_Interface dataset entries_

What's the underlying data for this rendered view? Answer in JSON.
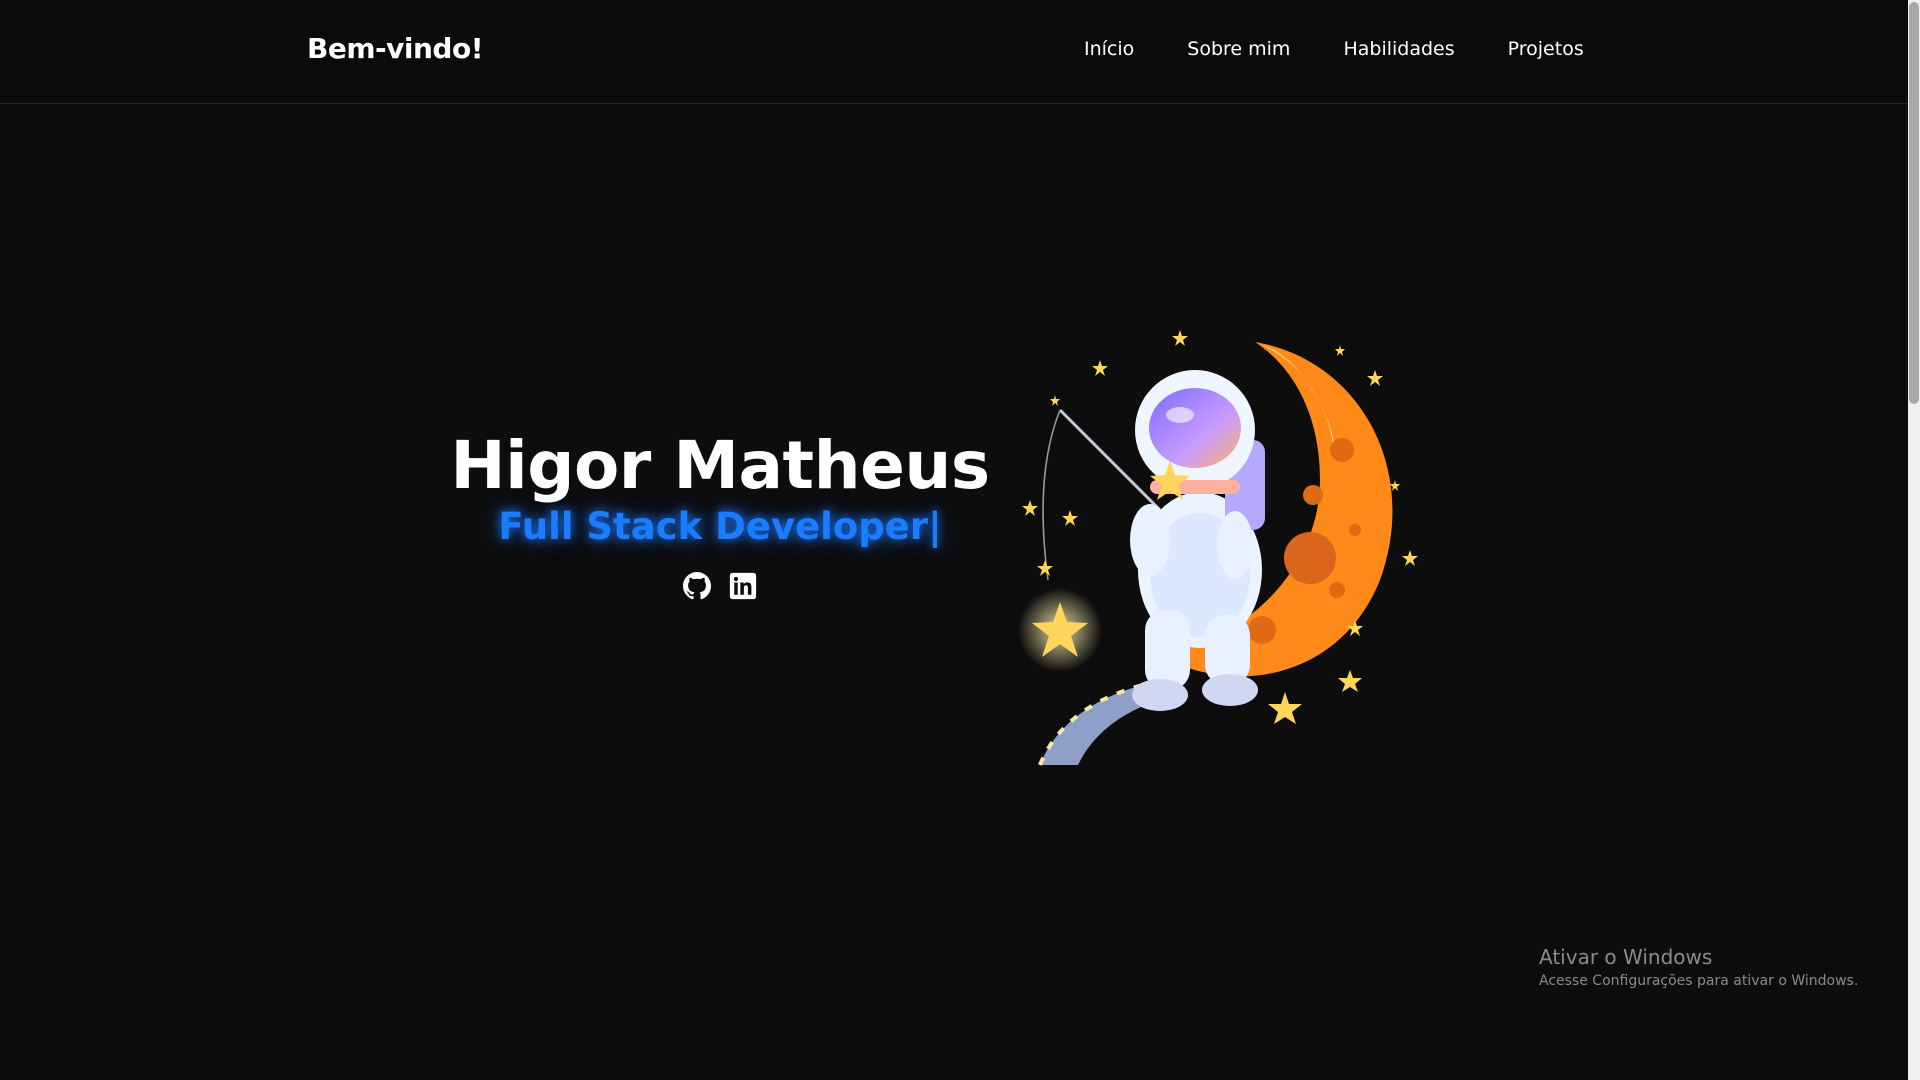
{
  "header": {
    "brand": "Bem-vindo!",
    "nav": [
      {
        "label": "Início"
      },
      {
        "label": "Sobre mim"
      },
      {
        "label": "Habilidades"
      },
      {
        "label": "Projetos"
      }
    ]
  },
  "hero": {
    "name": "Higor Matheus",
    "role": "Full Stack Developer|",
    "socials": [
      {
        "icon": "github-icon"
      },
      {
        "icon": "linkedin-icon"
      }
    ],
    "illustration": "astronaut-on-moon"
  },
  "watermark": {
    "title": "Ativar o Windows",
    "subtitle": "Acesse Configurações para ativar o Windows."
  },
  "colors": {
    "background": "#0d0d0d",
    "accent": "#1a7cff",
    "moon": "#ff8a1a"
  }
}
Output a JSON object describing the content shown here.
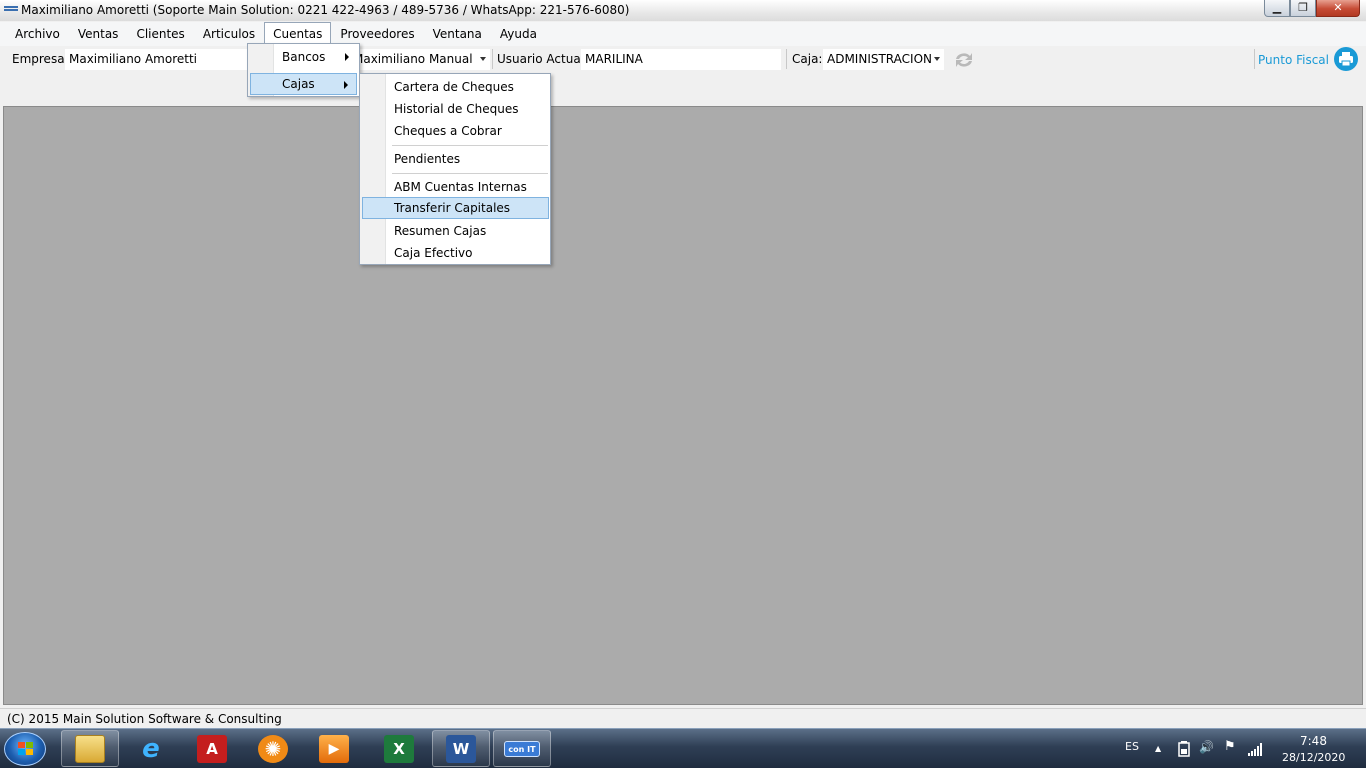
{
  "window": {
    "title": "Maximiliano Amoretti (Soporte Main Solution: 0221 422-4963 / 489-5736 / WhatsApp: 221-576-6080)",
    "min_glyph": "▁",
    "max_glyph": "❐",
    "close_glyph": "✕"
  },
  "menubar": {
    "items": [
      "Archivo",
      "Ventas",
      "Clientes",
      "Articulos",
      "Cuentas",
      "Proveedores",
      "Ventana",
      "Ayuda"
    ],
    "open_item": "Cuentas"
  },
  "infobar": {
    "empresa_label": "Empresa:",
    "empresa_value": "Maximiliano Amoretti",
    "vendedor_value": "Maximiliano Manual",
    "usuario_label": "Usuario Actual:",
    "usuario_value": "MARILINA",
    "caja_label": "Caja:",
    "caja_value": "ADMINISTRACION",
    "punto_fiscal": "Punto Fiscal"
  },
  "cuentas_menu": {
    "items": [
      {
        "label": "Bancos",
        "has_submenu": true
      },
      {
        "label": "Cajas",
        "has_submenu": true,
        "highlighted": true
      }
    ]
  },
  "cajas_submenu": {
    "items": [
      {
        "label": "Cartera de Cheques"
      },
      {
        "label": "Historial de Cheques"
      },
      {
        "label": "Cheques a Cobrar"
      },
      {
        "label": "Pendientes"
      },
      {
        "label": "ABM Cuentas Internas"
      },
      {
        "label": "Transferir Capitales",
        "highlighted": true
      },
      {
        "label": "Resumen Cajas"
      },
      {
        "label": "Caja Efectivo"
      }
    ]
  },
  "statusbar": {
    "text": "(C) 2015 Main Solution Software & Consulting"
  },
  "taskbar": {
    "apps": [
      {
        "name": "explorer",
        "icon": "folder-icon"
      },
      {
        "name": "internet-explorer",
        "icon": "ie-icon",
        "glyph": "e"
      },
      {
        "name": "autocad",
        "icon": "autocad-icon",
        "glyph": "A"
      },
      {
        "name": "settings",
        "icon": "gear-icon",
        "glyph": "✺"
      },
      {
        "name": "media-player",
        "icon": "media-player-icon",
        "glyph": "▶"
      },
      {
        "name": "excel",
        "icon": "excel-icon",
        "glyph": "X"
      },
      {
        "name": "word",
        "icon": "word-icon",
        "glyph": "W"
      },
      {
        "name": "main-solution",
        "icon": "app-window-icon",
        "glyph": "con IT"
      }
    ],
    "language": "ES",
    "tray_up_glyph": "▲",
    "volume_glyph": "🔊",
    "flag_glyph": "⚑",
    "time": "7:48",
    "date": "28/12/2020"
  },
  "colors": {
    "accent": "#1a9ad6",
    "mdi_background": "#ababab",
    "menu_highlight": "#cde4f7"
  }
}
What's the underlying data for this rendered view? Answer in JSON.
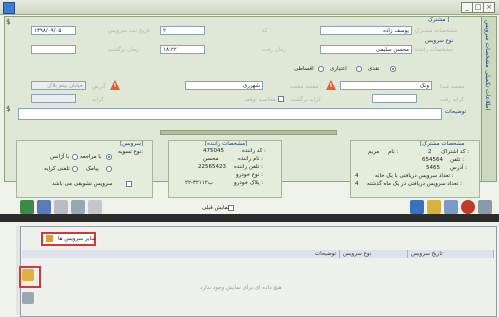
{
  "window": {
    "min": "_",
    "max": "□",
    "close": "×"
  },
  "side_tabs": [
    "مشخصات سرویس",
    "اطلاعات تکمیلی"
  ],
  "customer": {
    "header": "مشترک ]",
    "label": "مشخصات مشترک",
    "name_value": "یوسف زاده",
    "code_label": "کد",
    "code_value": "۲",
    "issue_date_label": "تاریخ ثبت سرویس",
    "issue_date_value": "۱۳۹۸/۰۹/۰۵"
  },
  "service": {
    "header": "نوع سرویس",
    "label": "مشخصات راننده",
    "driver_value": "محسن سلیمی",
    "time_label": "زمان رفت",
    "time_value": "۱۸:۲۲",
    "return_label": "زمان برگشت",
    "pay_options": [
      "نقدی",
      "اعتباری",
      "اقساطی"
    ],
    "pay_selected": 0,
    "origin_label": "مقصد مبدا",
    "origin_value": "ونک",
    "dest_label": "مقصد مقصد",
    "dest_value": "شهرری",
    "address_label": "آدرس",
    "address_hint": "خیابان بیتم پلاک",
    "fare_label": "کرایه رفت",
    "return_fare_label": "کرایه برگشت",
    "extra_label": "کرایه",
    "round_trip_label": "محاسبه توقف",
    "notes_label": "توضیحات"
  },
  "info_customer": {
    "header": "[مشخصات مشترک",
    "rows": [
      {
        "label": "کد اشتراک :",
        "value": "2"
      },
      {
        "label": "تلفن :",
        "value": "654564"
      },
      {
        "label": "آدرس :",
        "value": "5465"
      }
    ],
    "name_label": "نام :",
    "name_value": "مریم",
    "count1_label": "تعداد سرویس دریافتی با یک خانه :",
    "count1_value": "4",
    "count2_label": "تعداد سرویس دریافتی در یک ماه گذشته :",
    "count2_value": "4"
  },
  "info_driver": {
    "header": "[مشخصات راننده]",
    "rows": [
      {
        "label": "کد راننده :",
        "value": "475045"
      },
      {
        "label": "نام راننده :",
        "value": "محسن"
      },
      {
        "label": "تلفن راننده :",
        "value": "22565423"
      },
      {
        "label": "نوع خودرو :",
        "value": ""
      },
      {
        "label": "پلاک خودرو :",
        "value": "۲۲-۳۲۱ب۱۲"
      }
    ]
  },
  "info_service": {
    "header": "[سرویس]",
    "type_label": "نوع تسویه:",
    "opts": [
      "با مراجعه",
      "با آژانس",
      "پیامک",
      "تلفنی کرایه"
    ],
    "checkbox_label": "سرویس تشویقی می باشد"
  },
  "show_unread": "نمایش قبلی",
  "lower": {
    "tab_label": "سایر سرویس ها",
    "columns": [
      "توضیحات",
      "نوع سرویس",
      "تاریخ سرویس"
    ],
    "empty_text": "هیچ داده ای برای نمایش وجود ندارد"
  }
}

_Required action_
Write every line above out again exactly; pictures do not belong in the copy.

_Answer_
What's the underlying data for this rendered view? Answer in JSON.
{
  "header": {
    "brand": "Bem-vindo!",
    "nav": [
      {
        "label": "Início"
      },
      {
        "label": "Sobre mim"
      },
      {
        "label": "Habilidades"
      },
      {
        "label": "Projetos"
      }
    ]
  },
  "hero": {
    "name": "Higor Matheus",
    "role": "Full Stack Developer|",
    "socials": [
      {
        "icon": "github-icon"
      },
      {
        "icon": "linkedin-icon"
      }
    ],
    "illustration": "astronaut-on-moon"
  },
  "watermark": {
    "title": "Ativar o Windows",
    "subtitle": "Acesse Configurações para ativar o Windows."
  },
  "colors": {
    "background": "#0d0d0d",
    "accent": "#1a7cff",
    "moon": "#ff8a1a"
  }
}
Output a JSON object describing the content shown here.
{
  "window": {
    "title": "Maximiliano Amoretti (Soporte Main Solution: 0221 422-4963 / 489-5736 / WhatsApp: 221-576-6080)",
    "min_glyph": "▁",
    "max_glyph": "❐",
    "close_glyph": "✕"
  },
  "menubar": {
    "items": [
      "Archivo",
      "Ventas",
      "Clientes",
      "Articulos",
      "Cuentas",
      "Proveedores",
      "Ventana",
      "Ayuda"
    ],
    "open_item": "Cuentas"
  },
  "infobar": {
    "empresa_label": "Empresa:",
    "empresa_value": "Maximiliano Amoretti",
    "vendedor_value": "Maximiliano Manual",
    "usuario_label": "Usuario Actual:",
    "usuario_value": "MARILINA",
    "caja_label": "Caja:",
    "caja_value": "ADMINISTRACION",
    "punto_fiscal": "Punto Fiscal"
  },
  "cuentas_menu": {
    "items": [
      {
        "label": "Bancos",
        "has_submenu": true
      },
      {
        "label": "Cajas",
        "has_submenu": true,
        "highlighted": true
      }
    ]
  },
  "cajas_submenu": {
    "items": [
      {
        "label": "Cartera de Cheques"
      },
      {
        "label": "Historial de Cheques"
      },
      {
        "label": "Cheques a Cobrar"
      },
      {
        "label": "Pendientes"
      },
      {
        "label": "ABM Cuentas Internas"
      },
      {
        "label": "Transferir Capitales",
        "highlighted": true
      },
      {
        "label": "Resumen Cajas"
      },
      {
        "label": "Caja Efectivo"
      }
    ]
  },
  "statusbar": {
    "text": "(C) 2015 Main Solution Software & Consulting"
  },
  "taskbar": {
    "apps": [
      {
        "name": "explorer",
        "icon": "folder-icon"
      },
      {
        "name": "internet-explorer",
        "icon": "ie-icon",
        "glyph": "e"
      },
      {
        "name": "autocad",
        "icon": "autocad-icon",
        "glyph": "A"
      },
      {
        "name": "settings",
        "icon": "gear-icon",
        "glyph": "✺"
      },
      {
        "name": "media-player",
        "icon": "media-player-icon",
        "glyph": "▶"
      },
      {
        "name": "excel",
        "icon": "excel-icon",
        "glyph": "X"
      },
      {
        "name": "word",
        "icon": "word-icon",
        "glyph": "W"
      },
      {
        "name": "main-solution",
        "icon": "app-window-icon",
        "glyph": "con IT"
      }
    ],
    "language": "ES",
    "tray_up_glyph": "▲",
    "volume_glyph": "🔊",
    "flag_glyph": "⚑",
    "time": "7:48",
    "date": "28/12/2020"
  },
  "colors": {
    "accent": "#1a9ad6",
    "mdi_background": "#ababab",
    "menu_highlight": "#cde4f7"
  }
}
What's the underlying data for this rendered view? Answer in JSON.
{
  "window": {
    "min": "_",
    "max": "□",
    "close": "×"
  },
  "side_tabs": [
    "مشخصات سرویس",
    "اطلاعات تکمیلی"
  ],
  "customer": {
    "header": "مشترک ]",
    "label": "مشخصات مشترک",
    "name_value": "یوسف زاده",
    "code_label": "کد",
    "code_value": "۲",
    "issue_date_label": "تاریخ ثبت سرویس",
    "issue_date_value": "۱۳۹۸/۰۹/۰۵"
  },
  "service": {
    "header": "نوع سرویس",
    "label": "مشخصات راننده",
    "driver_value": "محسن سلیمی",
    "time_label": "زمان رفت",
    "time_value": "۱۸:۲۲",
    "return_label": "زمان برگشت",
    "pay_options": [
      "نقدی",
      "اعتباری",
      "اقساطی"
    ],
    "pay_selected": 0,
    "origin_label": "مقصد مبدا",
    "origin_value": "ونک",
    "dest_label": "مقصد مقصد",
    "dest_value": "شهرری",
    "address_label": "آدرس",
    "address_hint": "خیابان بیتم پلاک",
    "fare_label": "کرایه رفت",
    "return_fare_label": "کرایه برگشت",
    "extra_label": "کرایه",
    "round_trip_label": "محاسبه توقف",
    "notes_label": "توضیحات"
  },
  "info_customer": {
    "header": "[مشخصات مشترک",
    "rows": [
      {
        "label": "کد اشتراک :",
        "value": "2"
      },
      {
        "label": "تلفن :",
        "value": "654564"
      },
      {
        "label": "آدرس :",
        "value": "5465"
      }
    ],
    "name_label": "نام :",
    "name_value": "مریم",
    "count1_label": "تعداد سرویس دریافتی با یک خانه :",
    "count1_value": "4",
    "count2_label": "تعداد سرویس دریافتی در یک ماه گذشته :",
    "count2_value": "4"
  },
  "info_driver": {
    "header": "[مشخصات راننده]",
    "rows": [
      {
        "label": "کد راننده :",
        "value": "475045"
      },
      {
        "label": "نام راننده :",
        "value": "محسن"
      },
      {
        "label": "تلفن راننده :",
        "value": "22565423"
      },
      {
        "label": "نوع خودرو :",
        "value": ""
      },
      {
        "label": "پلاک خودرو :",
        "value": "۲۲-۳۲۱ب۱۲"
      }
    ]
  },
  "info_service": {
    "header": "[سرویس]",
    "type_label": "نوع تسویه:",
    "opts": [
      "با مراجعه",
      "با آژانس",
      "پیامک",
      "تلفنی کرایه"
    ],
    "checkbox_label": "سرویس تشویقی می باشد"
  },
  "show_unread": "نمایش قبلی",
  "lower": {
    "tab_label": "سایر سرویس ها",
    "columns": [
      "توضیحات",
      "نوع سرویس",
      "تاریخ سرویس"
    ],
    "empty_text": "هیچ داده ای برای نمایش وجود ندارد"
  }
}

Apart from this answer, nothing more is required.